TCM Composites (div. of Kenway Corp., Augusta, Maine) showcased its temperature-controlled molding equipment for vacuum infusing parts of any thickness, with the help of resins modified with Arkema Inc.’s (Philadelphia, Pa.) Luperox IS 300 additive technology. Formulated to promote controlled radical polymerization, the additive also made its debut at the show. Partnered with industry expert Andre Cocquyt (GRPguru, Brunswick, Maine), the company offers the molds, consulting services for process design, and employee training.
Toho Tenax America Inc. (Rockwood, Tenn.) underscored composites for transportation at its exhibit, and reported brisk traffic during the show. The company contended that its carbon fibers offer lighter weight and mass reduction, which translates to lower energy consumption, in automobiles, trains and aircraft. Also at the booth were spun carbon fiber yarns and fiber blends made with carbon and Teijin Aramid yarns. Sister division Diversified Structural Composites (Erlanger, Ky.) was on hand to exhibit pultruded parts using carbon, including some made via a new technology that allows curved sections.
VectorPly (Phenix City, Ala.), one of the supplier partners involved with Composites One’s closed molding demonstrations, showed its VectorFusion “multiplane” stitchbonded multiaxial reinforcements, designed specifically for vacuum infusion processing. Introduced several years ago, the product architecture sustains fabric loft, ensuring that the laminate will not compress under vacuum pressure, which can choke resin flow. According to the company, the stitchbonded construction provides a smoother finished surface with less print-through compared to other Z-axis type reinforcements.
Zeon Chemicals and Telene (both based in Louisville, Ky.) showcased Telene-brand dicyclopentadiene (DCPD) resin, a two-component thermoset resin that is processed with low-pressure reaction injection molding (RIM) methods and equipment.

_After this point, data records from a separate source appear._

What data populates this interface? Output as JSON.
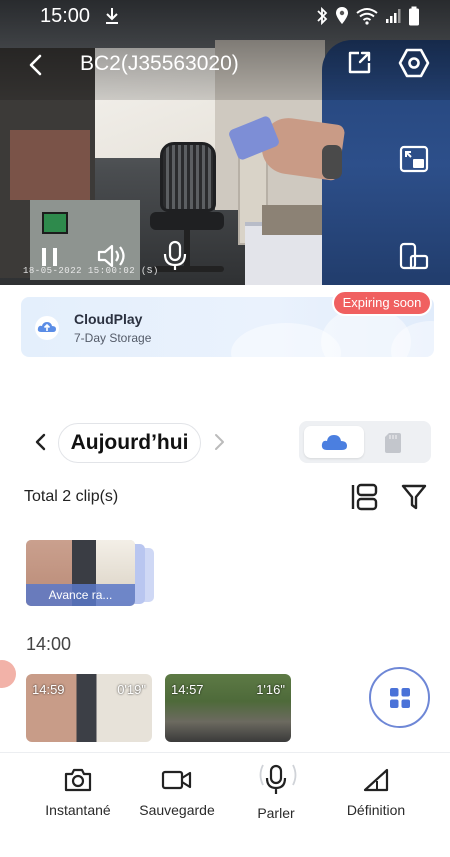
{
  "status_bar": {
    "time": "15:00"
  },
  "header": {
    "title": "BC2(J35563020)"
  },
  "video": {
    "timestamp": "18-05-2022 15:00:02 (S)"
  },
  "cloud_card": {
    "service_name": "CloudPlay",
    "plan": "7-Day Storage",
    "badge": "Expiring soon"
  },
  "date_nav": {
    "label": "Aujourd’hui"
  },
  "clips_summary": {
    "total": "Total 2 clip(s)"
  },
  "highlight_clip": {
    "label": "Avance ra..."
  },
  "timeline": {
    "hour": "14:00",
    "clips": [
      {
        "time": "14:59",
        "duration": "0'19\""
      },
      {
        "time": "14:57",
        "duration": "1'16\""
      }
    ]
  },
  "toolbar": {
    "items": [
      {
        "label": "Instantané",
        "icon": "camera-icon"
      },
      {
        "label": "Sauvegarde",
        "icon": "video-record-icon"
      },
      {
        "label": "Parler",
        "icon": "microphone-icon"
      },
      {
        "label": "Définition",
        "icon": "definition-icon"
      }
    ]
  },
  "colors": {
    "accent": "#3f6fd8",
    "badge": "#f06060",
    "card_bg": "#e6effc"
  }
}
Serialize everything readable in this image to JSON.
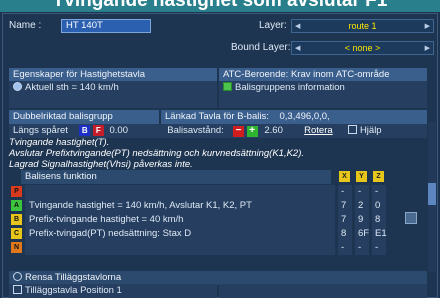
{
  "banner": {
    "title": "Tvingande hastighet som avslutar F1"
  },
  "header": {
    "name_label": "Name :",
    "name_value": "HT 140T",
    "layer_label": "Layer:",
    "layer_value": "route 1",
    "bound_layer_label": "Bound Layer:",
    "bound_layer_value": "< none >"
  },
  "sections": {
    "egenskaper": "Egenskaper för Hastighetstavla",
    "atc": "ATC-Beroende: Krav inom ATC-område",
    "aktuell": "Aktuell sth = 140 km/h",
    "balisgrupp_info": "Balisgruppens information",
    "dubbelriktad": "Dubbelriktad balisgrupp",
    "lankad": "Länkad Tavla för B-balis:",
    "lankad_value": "0,3,496,0,0,",
    "langs": "Längs spåret",
    "langs_b": "B",
    "langs_f": "F",
    "langs_value": "0.00",
    "avstand": "Balisavstånd:",
    "avstand_value": "2.60",
    "rotera": "Rotera",
    "hjalp": "Hjälp"
  },
  "notes": [
    "Tvingande hastighet(T).",
    "Avslutar Prefixtvingande(PT) nedsättning och kurvnedsättning(K1,K2).",
    "Lagrad Signalhastighet(Vhsi) påverkas inte."
  ],
  "table": {
    "header": "Balisens funktion",
    "col_headers": [
      "X",
      "Y",
      "Z"
    ],
    "rows": [
      {
        "tag": "P",
        "tag_color": "#d83a1e",
        "label": "",
        "x": "-",
        "y": "-",
        "z": "-"
      },
      {
        "tag": "A",
        "tag_color": "#3cc43c",
        "label": "Tvingande hastighet = 140 km/h, Avslutar K1, K2, PT",
        "x": "7",
        "y": "2",
        "z": "0"
      },
      {
        "tag": "B",
        "tag_color": "#e6c61a",
        "label": "Prefix-tvingande hastighet = 40 km/h",
        "x": "7",
        "y": "9",
        "z": "8"
      },
      {
        "tag": "C",
        "tag_color": "#e6c61a",
        "label": "Prefix-tvingad(PT) nedsättning: Stax D",
        "x": "8",
        "y": "6F",
        "z": "E1"
      },
      {
        "tag": "N",
        "tag_color": "#e0781a",
        "label": "",
        "x": "-",
        "y": "-",
        "z": "-"
      }
    ]
  },
  "footer": {
    "rensa": "Rensa Tilläggstavlorna",
    "tillagg": "Tilläggstavla Position 1"
  }
}
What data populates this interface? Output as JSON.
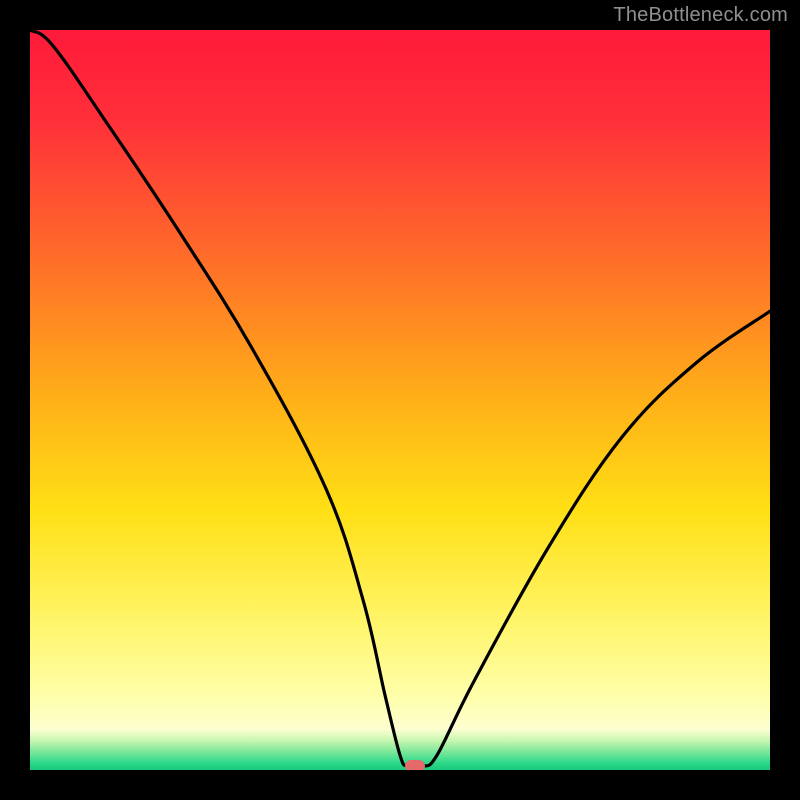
{
  "watermark": "TheBottleneck.com",
  "chart_data": {
    "type": "line",
    "title": "",
    "xlabel": "",
    "ylabel": "",
    "xlim": [
      0,
      100
    ],
    "ylim": [
      0,
      100
    ],
    "x": [
      0,
      3,
      10,
      20,
      30,
      40,
      45,
      48,
      50,
      51,
      53,
      55,
      60,
      70,
      80,
      90,
      100
    ],
    "values": [
      100,
      98,
      88,
      73,
      57,
      38,
      23,
      10,
      2,
      0.5,
      0.5,
      2,
      12,
      30,
      45,
      55,
      62
    ],
    "minimum_marker": {
      "x": 52,
      "y": 0.5
    },
    "gradient_stops": [
      {
        "pos": 0.0,
        "color": "#ff1a3a"
      },
      {
        "pos": 0.12,
        "color": "#ff2f3a"
      },
      {
        "pos": 0.3,
        "color": "#ff6a2a"
      },
      {
        "pos": 0.5,
        "color": "#ffb018"
      },
      {
        "pos": 0.65,
        "color": "#ffe015"
      },
      {
        "pos": 0.8,
        "color": "#fff56a"
      },
      {
        "pos": 0.9,
        "color": "#ffffaa"
      },
      {
        "pos": 0.945,
        "color": "#fdffd0"
      },
      {
        "pos": 0.96,
        "color": "#c8f7b0"
      },
      {
        "pos": 0.975,
        "color": "#7de89a"
      },
      {
        "pos": 0.99,
        "color": "#2fd98b"
      },
      {
        "pos": 1.0,
        "color": "#18c87a"
      }
    ],
    "marker_color": "#e46a6a",
    "curve_color": "#000000"
  }
}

Highly impact-resistant, the resins are widely used for large, complex parts, such as agricultural equipment body panels, and for anti-corrosion applications where their combination of modulus, toughness and cost-effective processing are appropriate. While often molded as a neat resin, Telene grades are available with fiber reinforcements that offer a 50 percent higher modulus, says the company.
Zyvex Performance Materials (Columbus, Ohio) exhibited its Arovex prepreg materials enhanced with carbon nanotubes. After special treatment (what the company calls functionalization) the nanoscale materials are dispersed in epoxy resin systems. These epoxies, used to make prepregs, enhance prepreg performance. Also on display were similarly enhanced Epovex adhesives and resins. The company spotlighted the Piranha, the first unmanned surface vessel (USV) constructed with Arovex materials. The USV is aimed at naval military customers (see “Editor’s Picks,” at right).